Journalists handed suspended prison sentences over critical story

New York, March 12, 2007—The Committee to Protect Journalists today condemned criminal defamation convictions handed down last week by a court in the capital, Bamako, against two journalists for a December 2006 story critical of a government minister.

Director Diaby Makoro Camara and Editor Oumar Bouaré of the private monthly Kabako were sentenced to four-month suspended terms, fined 50,000 CFA francs (US$100), and ordered to publish the court decision, defense lawyer Amadou Tiéoulé Diarra told CPJ. They plan an appeal, he said.

The charges stemmed from a defamation suit brought by Planning and Land Development Minister Marimantia Diarra over a story headlined, “Consumed by jealousy: Marimantia Diarra raids his ex-fiancé with the police,” Bouaré told CPJ. The article described Diarra’s alleged attempt to stop the wedding of a young woman, promised to him in marriage, to another man, according to CPJ research. Diarra’s lawyers’s said the story’s “insinuations” were baseless.
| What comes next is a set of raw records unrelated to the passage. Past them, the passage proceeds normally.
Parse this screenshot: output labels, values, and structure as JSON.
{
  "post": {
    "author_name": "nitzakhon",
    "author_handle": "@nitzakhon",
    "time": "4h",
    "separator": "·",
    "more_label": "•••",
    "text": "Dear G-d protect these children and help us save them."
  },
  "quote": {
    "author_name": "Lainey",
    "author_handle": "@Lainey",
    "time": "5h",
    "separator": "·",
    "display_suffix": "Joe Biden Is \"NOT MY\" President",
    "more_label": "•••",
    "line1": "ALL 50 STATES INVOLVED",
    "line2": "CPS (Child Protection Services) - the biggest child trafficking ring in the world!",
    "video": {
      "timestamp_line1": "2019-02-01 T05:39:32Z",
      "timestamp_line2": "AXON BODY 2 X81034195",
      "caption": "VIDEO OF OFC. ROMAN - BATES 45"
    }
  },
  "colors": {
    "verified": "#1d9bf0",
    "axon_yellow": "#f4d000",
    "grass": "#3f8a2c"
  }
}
“Sending journalists to jail for their reporting is out of step with Mali’s democratic values,” said CPJ Executive Director Joel Simon. “We call on the appeal court to overturn the convictions of Diaby Makoro Camara and Oumar Bouaré, and we urge authorities to abandon criminal defamation prosecutions.”
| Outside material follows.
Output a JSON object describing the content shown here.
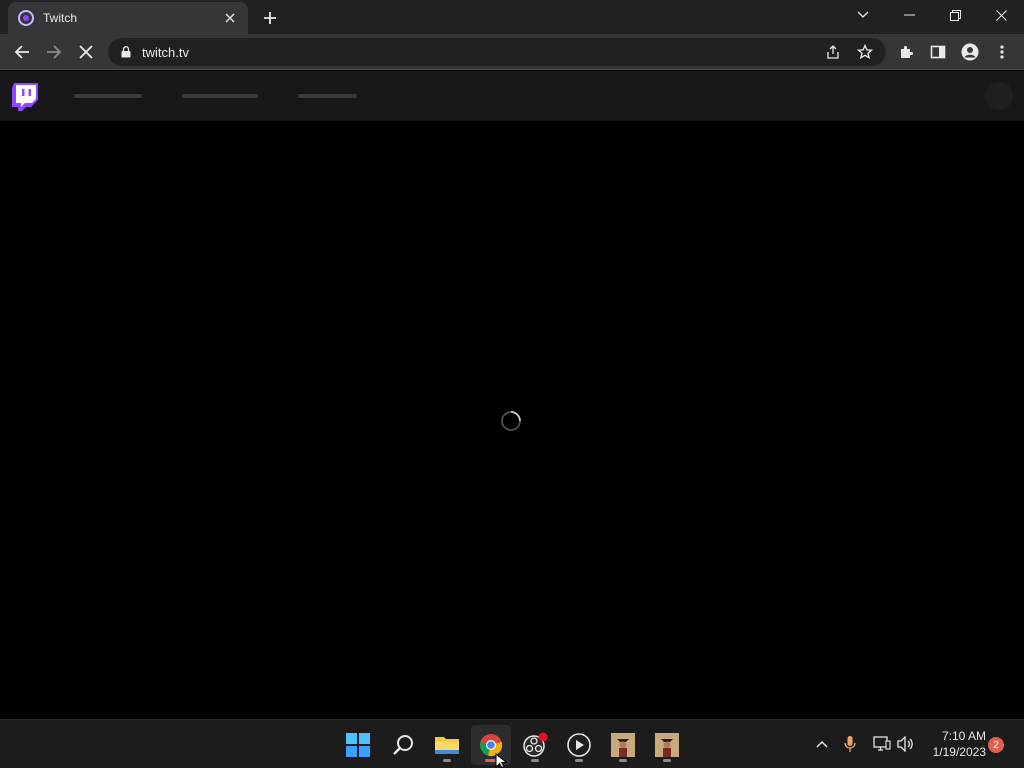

The defense presented several witnesses at trial to back the story’s assertions. CPJ sources said the ruling was politically motivated due to the influence of Diarra, secretary-general of the former ruling party ADEMA and an ally of President Amadou Toumani Touré. A date for the appeal hearing had not yet been set.